The body is a tube. To figure armhole placement, divide the total number of stitches by 4. This sweater will be a cardigan, so the center front is an obvious steek area of 6 stitches, making determination of the center front easy. Count off 1/4 of the total stitches on either side of the center front, and mark at the top. Lay the sleeve on the body to mark the depth of the armhole. Both points are marked with pink embroidery floss. In this case, the pattern can be used to guide placement and ensure that
both sides are the same.

I am using only 2 stitches for the armhole. This means that a very narrow area of one whole stitch will be machine sewn. Both inside and outside are shown.

After sewing both sides of the center, cut between the lines of stitching.

Place the sleeve into the opening, pinning to prevent movement. You see the facing beyond the cut edge.

I chose to sew this one with an outline stitch, which has some stretch. The needle goes through the sweater one stitch from the cut edge. It goes through the sleeve where the stockinette and reverse stockinette meet. I do a 3/8" long stitch on the body side, and back up 1/8" to stitch the sleeve side. Continue around the sleeve.

Before stitching down the facing, the shoulder seam must be closed. Mark where the neck opening will start and the shoulder seam will end. I am using a crochet version of the 3 needle bind off. I put a crochet hook through the first stitch on the front and the back. Pull a loop through both stitches. Repeat and pull the loop through all three loops on the crochet hook.
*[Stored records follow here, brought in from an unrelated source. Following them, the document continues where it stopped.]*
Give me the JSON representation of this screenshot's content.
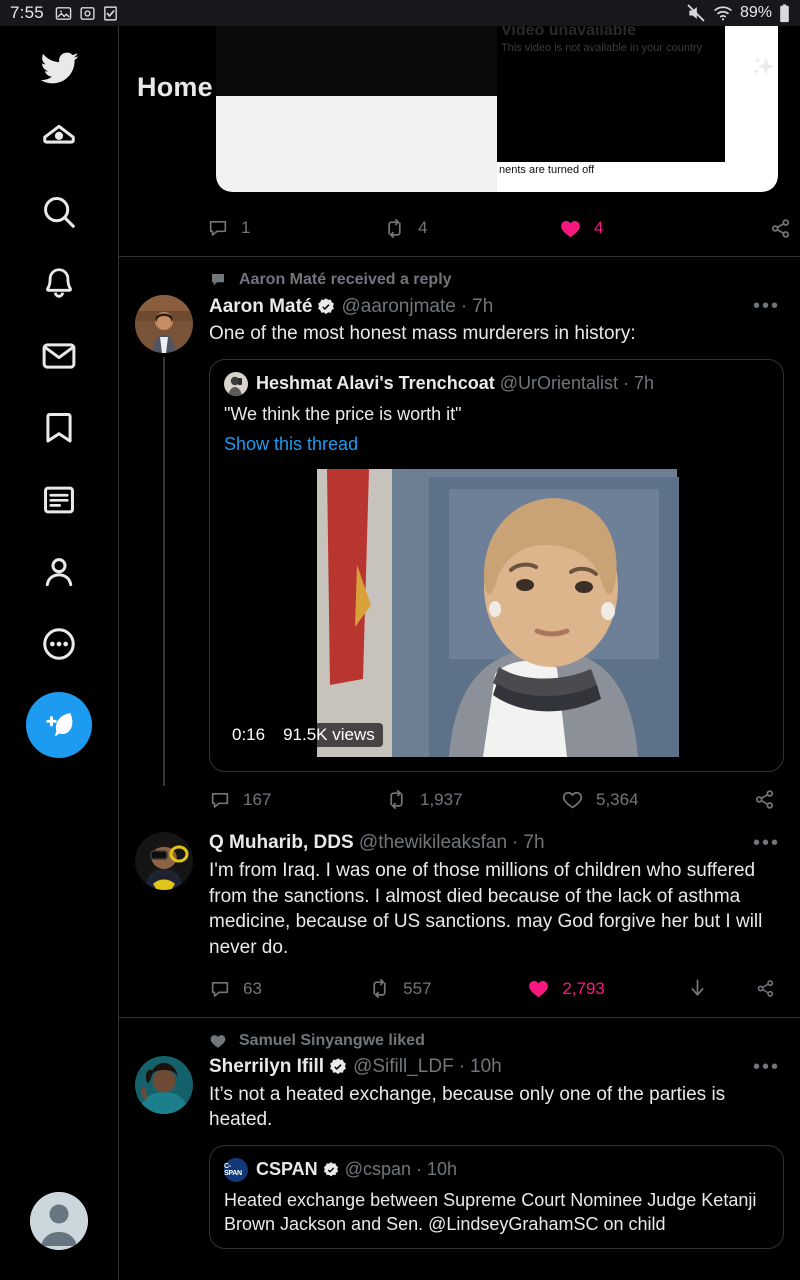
{
  "status_bar": {
    "time": "7:55",
    "left_icons": [
      "image-icon",
      "screenshot-icon",
      "checkbox-icon"
    ],
    "right_icons": [
      "mute-icon",
      "wifi-icon"
    ],
    "battery": "89%"
  },
  "sidebar": {
    "brand_icon": "twitter-bird-icon",
    "items": [
      {
        "name": "home",
        "icon": "home-icon"
      },
      {
        "name": "explore",
        "icon": "search-icon"
      },
      {
        "name": "notifications",
        "icon": "bell-icon"
      },
      {
        "name": "messages",
        "icon": "envelope-icon"
      },
      {
        "name": "bookmarks",
        "icon": "bookmark-icon"
      },
      {
        "name": "lists",
        "icon": "list-icon"
      },
      {
        "name": "profile",
        "icon": "person-icon"
      },
      {
        "name": "more",
        "icon": "more-circle-icon"
      }
    ],
    "compose": {
      "icon": "compose-feather-icon"
    },
    "account_avatar": "default-avatar-icon"
  },
  "header": {
    "title": "Home",
    "sparkle_icon": "sparkle-icon"
  },
  "top_partial_tweet": {
    "card": {
      "unavailable_title": "Video unavailable",
      "unavailable_subtitle": "This video is not available in your country",
      "comments_note": "nents are turned off"
    },
    "actions": {
      "reply": "1",
      "retweet": "4",
      "like": "4",
      "liked": true,
      "share_icon": "share-icon"
    }
  },
  "tweets": [
    {
      "context": {
        "icon": "reply-bubble-icon",
        "label": "Aaron Maté received a reply"
      },
      "display_name": "Aaron Maté",
      "verified": true,
      "handle": "@aaronjmate",
      "time": "7h",
      "text": "One of the most honest mass murderers in history:",
      "more_icon": "more-horizontal-icon",
      "quote": {
        "display_name": "Heshmat Alavi's Trenchcoat",
        "handle": "@UrOrientalist",
        "time": "7h",
        "text": "\"We think the price is worth it\"",
        "show_thread": "Show this thread",
        "media": {
          "duration": "0:16",
          "views": "91.5K views"
        }
      },
      "actions": {
        "reply": "167",
        "retweet": "1,937",
        "like": "5,364",
        "liked": false,
        "share_icon": "share-icon"
      }
    },
    {
      "display_name": "Q Muharib, DDS",
      "verified": false,
      "handle": "@thewikileaksfan",
      "time": "7h",
      "text": "I'm from Iraq. I was one of those millions of children who suffered from the sanctions. I almost died because of the lack of asthma medicine, because of US sanctions. may God forgive her but I will never do.",
      "more_icon": "more-horizontal-icon",
      "actions": {
        "reply": "63",
        "retweet": "557",
        "like": "2,793",
        "liked": true,
        "download_icon": "download-icon",
        "share_icon": "share-icon"
      }
    },
    {
      "context": {
        "icon": "heart-icon",
        "label": "Samuel Sinyangwe liked"
      },
      "display_name": "Sherrilyn Ifill",
      "verified": true,
      "handle": "@Sifill_LDF",
      "time": "10h",
      "text": "It’s not a heated exchange, because only one of the parties is heated.",
      "more_icon": "more-horizontal-icon",
      "quote": {
        "display_name": "CSPAN",
        "verified": true,
        "handle": "@cspan",
        "time": "10h",
        "avatar_text": "C-SPAN",
        "text": "Heated exchange between Supreme Court Nominee Judge Ketanji Brown Jackson and Sen. @LindseyGrahamSC on child"
      }
    }
  ],
  "colors": {
    "background": "#000000",
    "text_primary": "#e7e9ea",
    "text_secondary": "#71767b",
    "accent_blue": "#1d9bf0",
    "like_pink": "#f91880",
    "border": "#2f3336",
    "status_bar": "#16181c"
  }
}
Note that the yarn is wrapped clockwise when crocheting. At some point, you will need to transfer front or back stitches to another needle. The body circular will be too long. Continue working stitches from the front, back and hook until you reach the neckline marker.

When the shoulder is sewn, you can sew down the sleeve facing and cover the raw edges. Make sure that these stitches do not show on the right side.

Admire your beautiful sleeve.